Kids and makeup: Is there a “right” age to start using beauty products?
A couple weeks ago, makeup artist Mario Dedivanovic posted a photo of a child decked out in makeup on Instagram, and people weren’t happy.
“My future daughter #SoCute,” he captioned, inspiring a choir of commenters to remind him that children don’t need makeup, that makeup on children is a type of abuse (let’s dial it down), and that children wearing makeup is ultimately criminal. Is the little girl wearing too much makeup? I personally think so. But I also think our relationship with makeup varies depending on our experiences with it, as well as how we grew up viewing it.
I wasn’t allowed to wear makeup for a very long time.

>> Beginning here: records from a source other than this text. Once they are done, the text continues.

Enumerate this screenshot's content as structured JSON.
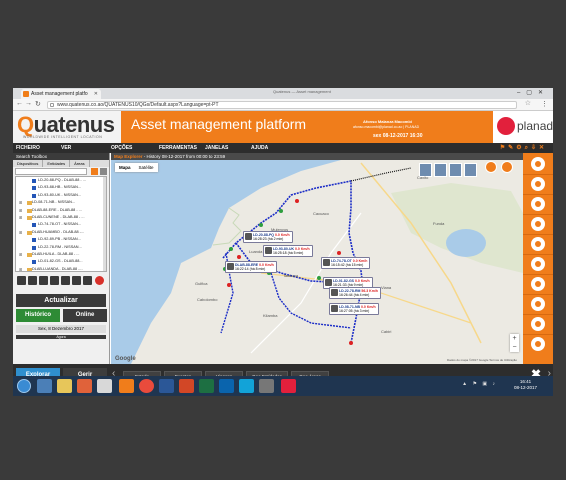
{
  "browser": {
    "tab_title": "Asset management platfo",
    "window_title": "Quatenus — Asset management",
    "url": "www.quatenus.co.ao/QUATENUS10/QGs/Default.aspx?Language=pt-PT"
  },
  "header": {
    "logo": "uatenus",
    "logo_q": "Q",
    "logo_sub": "WORLDWIDE INTELLIGENT LOCATION",
    "title": "Asset management platform",
    "user_name": "Afonso Malanza Macombi",
    "user_email": "afonso.macombi@planad.co.ao | PLANAD",
    "datetime": "sex 08-12-2017 16:30",
    "partner": "planad"
  },
  "menu": {
    "items": [
      "FICHEIRO",
      "VER",
      "OPÇÕES",
      "FERRAMENTAS",
      "JANELAS",
      "AJUDA"
    ]
  },
  "left_panel": {
    "title": "Search Toolbox",
    "tabs": [
      "Dispositivos",
      "Entidades",
      "Áreas"
    ],
    "tree": [
      "LD-20-88-PQ - DLAB-88 - ...",
      "LD-93-88-HB - NISSAN...",
      "LD-93-80-UK - NISSAN...",
      "LD-08-71-NB - NISSAN...",
      "DLAB-88-ERE - DLAB-88 - ...",
      "DLAB-CUNENE - DLAB-88 - ...",
      "LD-74-78-OT - NISSAN...",
      "DLAB-HUAMBO - DLAB-88 -...",
      "LD-92-89-PB - NISSAN...",
      "LD-22-78-RM - NISSAN...",
      "DLAB-HUILA - DLAB-88 - ...",
      "LD-01-82-GS - DLAB-88...",
      "DLAB-LUANDA - DLAB-88 -..."
    ],
    "update_label": "Actualizar",
    "history_label": "Histórico",
    "online_label": "Online",
    "date_label": "Sex, 8 Dezembro 2017",
    "date_sub": "Agora"
  },
  "map": {
    "header_title": "Map Explorer",
    "header_range": "- History 08-12-2017 from 00:00 to 23:59",
    "type_map": "Mapa",
    "type_sat": "Satélite",
    "place_labels": [
      "Cacuaco",
      "Mulenvos",
      "Luanda",
      "Talatona",
      "Gulfica",
      "Cabolombo",
      "Kilamba",
      "Viana",
      "Funda",
      "Cabiri",
      "Caxito"
    ],
    "popups": [
      {
        "plate": "LD-20-88-PQ",
        "speed": "0.0 Km/h",
        "time": "16:28:23 (há 2 min)"
      },
      {
        "plate": "LD-93-80-UK",
        "speed": "0.0 Km/h",
        "time": "16:25:18 (há 5 min)"
      },
      {
        "plate": "DLAB-88-ERE",
        "speed": "0.0 Km/h",
        "time": "16:22:14 (há 8 min)"
      },
      {
        "plate": "LD-74-78-OT",
        "speed": "0.0 Km/h",
        "time": "16:15:42 (há 15 min)"
      },
      {
        "plate": "LD-01-82-GS",
        "speed": "0.0 Km/h",
        "time": "16:21:33 (há 9 min)"
      },
      {
        "plate": "LD-22-78-RM",
        "speed": "56.3 Km/h",
        "time": "16:26:44 (há 4 min)"
      },
      {
        "plate": "LD-08-71-NB",
        "speed": "0.0 Km/h",
        "time": "16:27:05 (há 3 min)"
      }
    ],
    "copyright": "Dados do mapa ©2017 Google  Termos de Utilização",
    "google": "Google"
  },
  "bottom": {
    "explore_label": "Explorar",
    "manage_label": "Gerir",
    "tabs": [
      "Estado",
      "Eventos",
      "Viagens",
      "Geo Entidades",
      "Geo Áreas"
    ]
  },
  "taskbar": {
    "time": "16:41",
    "date": "08-12-2017"
  }
}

As far as my parents were concerned, even at 12 I was too young, and I had my whole life to wear makeup, so too bad. To me, this was nonsense, so I reacted accordingly.
Whenever my best friend and I got dropped off at the mall, we’d go into Zellers and buy all the Lip Smackers we could find. The Dr. Pepper colour was slightly tinted (therefore becoming my favourite because it was technically tinted balm), and after breaking down that first barrier with my mom and dad, I eventually graduated to nail polish, as long as it was clear, which I embraced happily.
But what confused me was that my relationship with makeup wasn’t always so controversial. When I was little, my aunts would do my makeup at my grandparents’ place for fun, and it was “cute” and “hilarious” and I got attention, which I loved because attention is great. When my mom did her makeup, I sat in the bathroom and watched her, enamoured with her powders and eyeshadows, and excited for the day I could also wear perfume-smelling blush like a real grown-ass lady.
But things change in your tweens, especially when you become particularly self-conscious and worry that like the girls around you, maybe you should also be wearing lipstick. After all, “it was the nineties.” And if movies and TV I also wasn’t allowed to watch (but watched at neighbours’ houses when I could because #YOLO) taught me anything, it was a really great time for dark, matte hues. Also, boys seemed to like the girls wearing dark, matte hues, and I wanted them to like me, too. Which meant makeup had become less a fun, cool thing, and more “the thing I need to wear to become a woman worthy of male attention.” Woof.
So finally, when I was 13, the embargo lifted. I was a teenager. My youth had been preserved, and my parents rescinded. I could wear tinted lipstick without fear, and invest in coloured nail polish (especially with sparkles because it was 1998), and I could even pick up a compact. I was a woman, according to me, and easily mistakable for my heroes Sabrina Spellman and/or Emily from Student Bodies because of my poise and sophistication. Also, boys kind of talked to me, sort of. My Bonne Bell cosmetics were doing the trick.
Unfortunately, as tween years morph into teen years, my self esteem, like many girls’, collapsed. Now, clinging to the power of being able to wear whatever makeup I liked, I wore all of it all the time: dark lipstick, caked-on foundation, eyeliner, eyeshadow. I felt pretty-ish, but I also felt I was doing what I had to do. I thought boys would like me if I wore makeup. Even though some overtly told me that I shouldn’t wear as much. (Those kinds of boys are what we call “total dicks.”)
It took me well into my twenties to find a balanced relationship with makeup, mostly because we tend to preach “less is more” despite some of us simply enjoying lipstick, eyeshadow, or whatever it is you want to wear. By the time I realized I liked wearing makeup because putting makeup on is fun (meaning: I now separated makeup from the male gaze), I was 27 and very tired. Finally, I realized there are too many things to worry about as an adult in general, so whether or not a guy likes my lipstick is not one of them.
But part of me wonders if my relationship with makeup would’ve been different had it been a thing I was allowed to experiment with during my formative years. Until I wasn’t allowed to have it, I saw makeup as part of a ritual; as a way of bonding with other women, or having fun with colours or “getting ready.” Maybe in an attempt to preserve my childhood, the makeup embargo propelled me into a misunderstanding of how cosmetics are viewed and used. They don’t have to be about covering up “flaws” or making yourself conventional-looking—you can use makeup to express and/or arm yourself, too. I didn’t learn that until 15 years after I started using it.
So while Dedivanovic’s photo made me uncomfortable, what makes me most uncomfortable is the shame we’re throwing at the photo’s subject. To us, she’s a little girl masquerading as a woman. But to her, she may have had a blast playing dress-up one afternoon, and hasn’t thought about it since. Maybe her parents have already taught her that makeup is about dressing up and having fun. Maybe she’ll avoid the bear trap of “camouflaging one’s flaws.” Maybe she’s going to have a healthy relationship with cosmetics and her own self-worth. Maybe we just quit policing altogether because all we’ve seen is one photo.